South Carolina Gov. Nikki Haley, middle, is applauded during a news conference in the South Carolina State House, Monday, June 22, 2015, in Columbia, S.C. Haley said that the Confederate flag should come down from the grounds of the state capitol, reversing her position on the divisive symbol amid growing calls for it to be removed. (Tim Dominick/The State via AP)

BALTIMORE, MD – On Monday, June 22nd, South Carolina Gov. Nikki Haley called for the Confederate battle flag to be taken down from out in front of the state Capitol. The General Assembly’s session ended on June 4, but lawmakers are meeting Tuesday to pass a budget compromise, at which point they can vote on extending the session to debate the removal of the Confederate flag. A decision to continue the session would take two-thirds of the vote, as would passing legislation to take down the flag. If they don’t, Haley said she would use her authority to call them back into session to debate on the flag. Subsequently, the NAACP has issued the following statement.

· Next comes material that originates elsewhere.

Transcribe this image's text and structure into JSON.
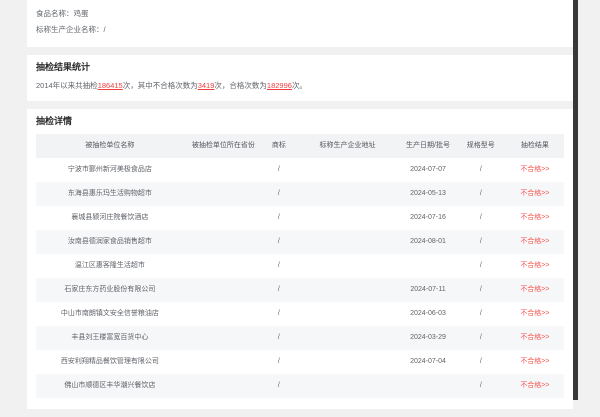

From Cornell William Brooks, NAACP President and CEO:

NAACP President Cornell William Brooks. (AP Photo/Mark Humphrey)

“For 15 years, the national NAACP alongside our South Carolina State Conference have advocated for the Confederate battle flag’s removal. As we continue to mourn the lives of nine African American men and women killed senselessly in a church massacre at the hands of a White supremacist, the NAACP expects nothing less than a unanimous vote by the South Carolina state legislature to remove the flag immediately. Simply calling for the flag’s removal is not enough. While a toothless vote is legislatively necessary, we believe that a unanimous vote is morally required. For 15 years, the NAACP has led a statewide boycott aimed at bringing economic pressure on the state to bring the flag down, even recruiting the NCAA and UAW. The legislative body of South Carolina now has the opportunity to bring forth a new era of unity on the heels of tragedy. Removing the Confederate flag in this moment is not only ethically right but unequivocally American. The Southern region of our country is known for its hospitality. Nothing is more hospitable than creating an environment of inclusion for people of all races, colors, creeds and faiths. If South Carolina refuses to take down the flag, the NAACP will only intensify its economic, political and moral pressure on the state to remove the same emblem of exclusion that the church shooter used as motivation for his crime.”